Originally published at A Deeper Story.
“The world of dew
is the world of dew
And yet, and yet –”
I confess that most days, my heart is like a bratty 15-year old: arms crossed, chin raised, daring you to impress me.
I was born at the far edge of the age-group they call Generation Me…narcissistic and entitled and easily bored. I bristle at this language. I am not like that, I think. But it I’m honest, I’ll tell you that I wake up thinking about myself. I choose my acts of love or service or kindness mostly based on how much they will rock the equilibrium of my personal comfort. I am fuzzy on the line between self-care and self-absorbed.
Once I went to Bible college, and I aced my pop quiz on the Gospels and my paper on evangelicalism and my final on Theology. I’ve read the Bible, beginning and then back again. In my 29 years, I have sat through 1500 sermons – give or take – so don’t think you can tell an anecdote I haven’t heard, a statistic I don’t know.
That scripture you’re reading aloud from the podium? I’ve heard it a hundred times. Memorized it in AWANA Sparks. Earned myself a ruby-red jewel for my plastic, pinned-on crown. So I’m gonna need you to spin it new, get into the Greek of it, the etymology, the history. Surprise me with your insight.
I dare you to impress me.
We changes jobs frequently, apparently – people in this generation. That’s what the sociologists say. They say we have too great of expectations, little patience for anything that seems to lack meaning. And I haven’t changed jobs all that much, but I have been nomadic in my spirituality. I have wandered aimlessly from church to church to church, looking for something that I cannot name. Leaving when it’s not there.
I keep waiting for that one big thing that will take my breath away. That will leave me standing rooted to the spot, looking up.
In the box office, I watch movies with 150-million-dollar budgets and critique the special effects. In worship services, the music circles higher and louder, and the fog machine blasts and the lights change color, and I confuse entertainment with awe.
I have believed the lie that wonder is something that is given to me by someone else. That it is fire and flurry, the crashing of might and might, the explosion of flame. Dazzle and daring and the fluorescent spectacular.
But the truth is that none of this is wonder. Not really. There is nothing passive about true wonder. It is not dependent on bigness or limited by smallness; it is not the response to entertainment or to spectacle.
Wonder is a choice. It comes only when I choose to stay.
It’s that thing that happens when doubt and astonishment and mystery converge. It happens when I stand in one place long enough. When I stare out at the broken cattails or the winter-bare branches or a dew drop until it stops being about me. Starts being about the branch. And then about more than the branch. And then about God.

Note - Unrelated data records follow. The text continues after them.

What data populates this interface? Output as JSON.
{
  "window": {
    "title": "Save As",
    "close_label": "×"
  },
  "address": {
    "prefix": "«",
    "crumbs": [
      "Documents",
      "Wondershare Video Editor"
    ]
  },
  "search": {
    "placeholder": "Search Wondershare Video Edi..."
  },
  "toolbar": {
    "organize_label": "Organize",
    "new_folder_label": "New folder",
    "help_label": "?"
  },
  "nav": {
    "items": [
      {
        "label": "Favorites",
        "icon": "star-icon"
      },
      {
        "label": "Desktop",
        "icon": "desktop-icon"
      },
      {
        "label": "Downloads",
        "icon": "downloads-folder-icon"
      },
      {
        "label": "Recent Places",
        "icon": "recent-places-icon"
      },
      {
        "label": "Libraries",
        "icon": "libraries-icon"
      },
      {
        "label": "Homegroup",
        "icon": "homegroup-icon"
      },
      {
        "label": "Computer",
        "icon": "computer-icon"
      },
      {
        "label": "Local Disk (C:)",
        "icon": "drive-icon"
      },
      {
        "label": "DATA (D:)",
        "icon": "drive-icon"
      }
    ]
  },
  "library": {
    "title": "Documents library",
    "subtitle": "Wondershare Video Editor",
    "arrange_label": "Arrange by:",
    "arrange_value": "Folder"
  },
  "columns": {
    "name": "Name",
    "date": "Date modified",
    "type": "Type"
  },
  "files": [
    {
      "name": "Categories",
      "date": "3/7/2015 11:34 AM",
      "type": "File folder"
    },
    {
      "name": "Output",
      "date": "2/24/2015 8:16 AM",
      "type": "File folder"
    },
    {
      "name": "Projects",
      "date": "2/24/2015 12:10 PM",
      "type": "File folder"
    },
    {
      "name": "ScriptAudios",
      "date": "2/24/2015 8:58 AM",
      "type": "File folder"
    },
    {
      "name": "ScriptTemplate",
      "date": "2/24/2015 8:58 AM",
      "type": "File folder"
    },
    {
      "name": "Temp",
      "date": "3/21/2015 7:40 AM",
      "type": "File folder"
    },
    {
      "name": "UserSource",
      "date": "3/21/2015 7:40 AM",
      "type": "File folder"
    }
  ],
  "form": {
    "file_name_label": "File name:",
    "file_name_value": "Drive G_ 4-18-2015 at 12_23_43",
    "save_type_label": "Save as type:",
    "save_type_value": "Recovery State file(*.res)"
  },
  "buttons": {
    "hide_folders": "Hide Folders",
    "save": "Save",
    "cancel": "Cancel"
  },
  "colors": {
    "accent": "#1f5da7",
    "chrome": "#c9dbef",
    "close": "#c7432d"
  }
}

And it doesn’t always feel like epiphany or the climax of a hit movie. Sometimes it comes and goes so quickly that you almost can’t believe that it was there.
But in that moment, something in your heart reaches towards God. And for a small span of space, you believe Him to be all he says he is, and you know it is enough…and this is the true heart of worship.
And all these years, my angsty, self–focused heart has been making the wrong statement.
It’s not I dare you to impress me. Rather, it’s I will dare to be impressed.
There is work to all this wonder. I can choose to be moved, even when it does not feel holy or wild or amazing. I can decide to stay long enough to see the whole thing ignite like a bush burning. Because God is here: in this tiny church, this broken family, this song, this wintering state…this moment.
The ground spreads wide and uneven beneath me, and all of it is holy.
The dew drop is suspended at the edge of the railing. Wonder is the choice to look closer and closer. To stay until the dew becomes a universe, and your heart lurches when you recognize the holy center: the wild love of God.